Once the mazes were securely taped down, we began coding our Sphero Robots using the application Lightning Lab. The groups leveraged a variety of coding strategies to complete their task. One group coded their Sphero to change colours with each turn it made in the maze, in order to notice the sets of code that corresponded to each path to make organized adjustments. Another group strictly used trial and error, and would read through each command every time to notice the modifications that were necessary to get through their maze. Alternatively, one group was able to understand the efficiency of “loops” to complete their task, and were able to write a more concise code for their robot to make it through their maze.
This hands-on experience was so great for meeting the programming and mathematical abilities of all of my students. Some were able to notice the sections of their maze paths that were half or double the sizes and were able to use their multiplicative reasoning to write their codes in a logical way. Others used what they knew about repeated addition to notice the measurements on the floor and the distance calculations they needed to make on their IPad. The methods of problem solving varied according to the challenges the groups took on.
At the end of this project, it was very apparent that the children were extremely engaged throughout the learning process and learned a lot by their reflections.
The best part was that they learned so much from their peers. The conversations they shared when they showed each other what they had done and how they approached the tasks were entirely student-driven. It was so interesting to notice the computer programming terminology they had gained over the course of the project, as well as how the terms and concepts had become second nature. This project included a process that took months, and there were many struggles that we faced along the way, but we all persevered and learned together as a team.
All and all, I would say that the students learned so much more because they were able to physically see the gratifying results of their labour. Not only did we learn about so much mathematically, the students were able to really experiment with the concepts by making tangible movements with the robotics. We were able to reflect on the experience and could see the scientific, mathematic and language arts concepts we were able to achieve through this project, and how encompassing the learning that resulted became. Not only was this a unique experience it was a practical one that was authentic in the way that the tools supported their learning, that I know my students will remember and perhaps pursue as they continue on their learning journeys.
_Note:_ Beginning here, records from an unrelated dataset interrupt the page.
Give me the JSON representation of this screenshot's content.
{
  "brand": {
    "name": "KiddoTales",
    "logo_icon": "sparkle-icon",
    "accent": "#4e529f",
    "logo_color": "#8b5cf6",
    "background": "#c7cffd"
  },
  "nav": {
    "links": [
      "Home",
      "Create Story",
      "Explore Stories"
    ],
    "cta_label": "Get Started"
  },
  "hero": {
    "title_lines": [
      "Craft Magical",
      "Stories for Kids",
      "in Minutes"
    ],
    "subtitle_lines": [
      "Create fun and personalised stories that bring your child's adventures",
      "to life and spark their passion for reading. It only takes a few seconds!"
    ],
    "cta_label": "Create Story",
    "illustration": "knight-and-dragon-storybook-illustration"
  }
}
On behalf of my students, myself, and the greater Mulvey School Community, we would like to thank the ManAce group for making this enriching experience possible. We are already starting our next coding experience using the robotics and IPad purchased with this grant, with another project that the students are creating. Our next venture involves designing a miniature golf course that our robots will maneuver through with our grade 3 and 4 students, and we are very excited to see where this next project takes us. Our students are bound to experience greater technological reasoning in this high tech world with the addition of the engaging skills they are encountering, and we are so proud and excited for them to have this opportunity in their education.